- Set realistic goals for the future
- Track investment performance
- Analyze income and expenses
- Consult with a financial advisor if necessary
It’s essential to keep thorough records of all your transactions and make sure they align with your plan. Stay flexible and adjust as necessary but always work towards the end goal.
As you monitor your progress towards retirement, consider factors like compensation levels, future market trends, inflation rates, among others. These will play a significant role in the final plan outcome.
Pro Tip: In retirement planning, consistency is key when tracking overall progress. Make a habit of reviewing monthly or bi-monthly so that you can stay ahead of the curve if any changes come up suddenly.
FAQs about How To Start The Retirement Process?
How do I start the retirement process?
To start the retirement process, you should begin by setting a retirement date and creating a retirement plan. This involves understanding your retirement goals, estimating your retirement income, and making decisions about your savings and investments.

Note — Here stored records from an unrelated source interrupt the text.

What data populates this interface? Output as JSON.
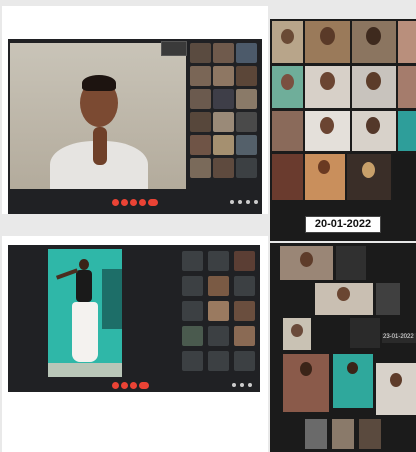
{
  "date_labels": {
    "first": "20-01-2022",
    "second": "23-01-2022"
  },
  "call_one": {
    "speaker_caption": "",
    "self_view_caption": ""
  },
  "call_two": {
    "speaker_caption": ""
  },
  "colors": {
    "meet_bg": "#202124",
    "end_call": "#ea4335",
    "teal_wall": "#2fb7a8"
  }
}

What is the best age to start the retirement process?
The best age to start the retirement process depends on your individual retirement goals and financial situation. However, many people begin the planning process in their 50s or early 60s.

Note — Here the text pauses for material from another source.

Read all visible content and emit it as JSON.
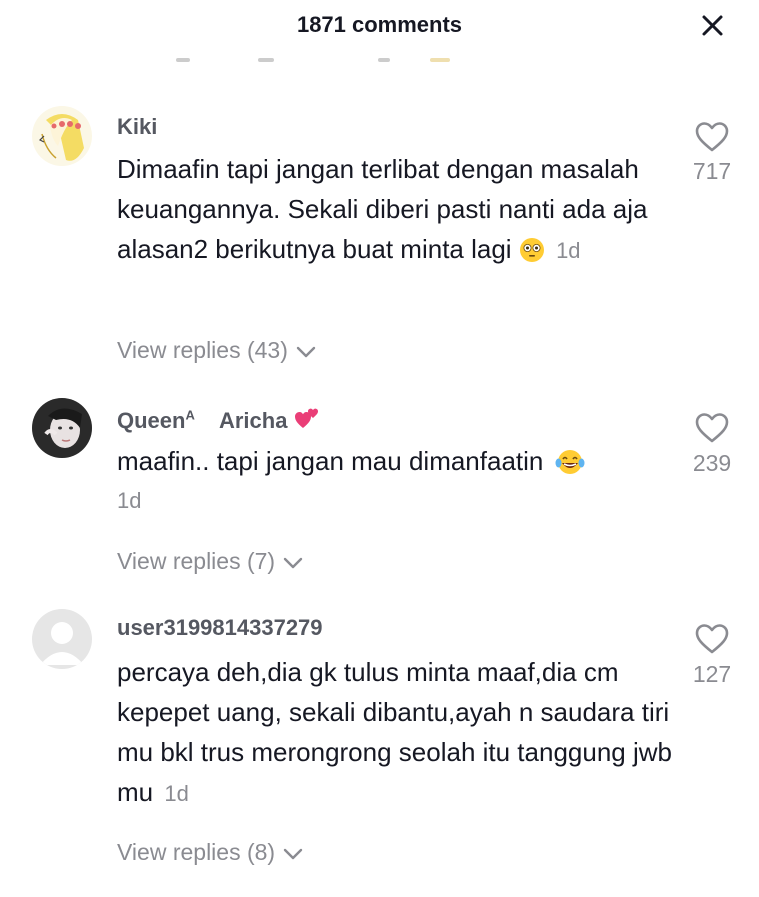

What retirement plans should I consider?
When starting the retirement process, you should consider several retirement plans such as a 401(k), a Roth IRA, or a traditional IRA. Consult with a financial advisor to determine the best plan for your specific needs.
How much money should I save for retirement?
The amount of money you should save for retirement varies depending on your individual retirement goals, lifestyle, and expenses. However, a good rule of thumb is to save at least 10-15% of your income each year.
How can I maximize my retirement savings?
You can maximize your retirement savings by taking advantage of tax-deferred retirement accounts, investing in stocks and mutual funds, and making catch-up contributions if you are over the age of 50.
What should I consider when choosing a retirement date?
When choosing a retirement date, you should consider factors such as your age, health, retirement goals, and financial situation. It is also important to consider the impact of retirement on your spouse or partner and any dependents you may have.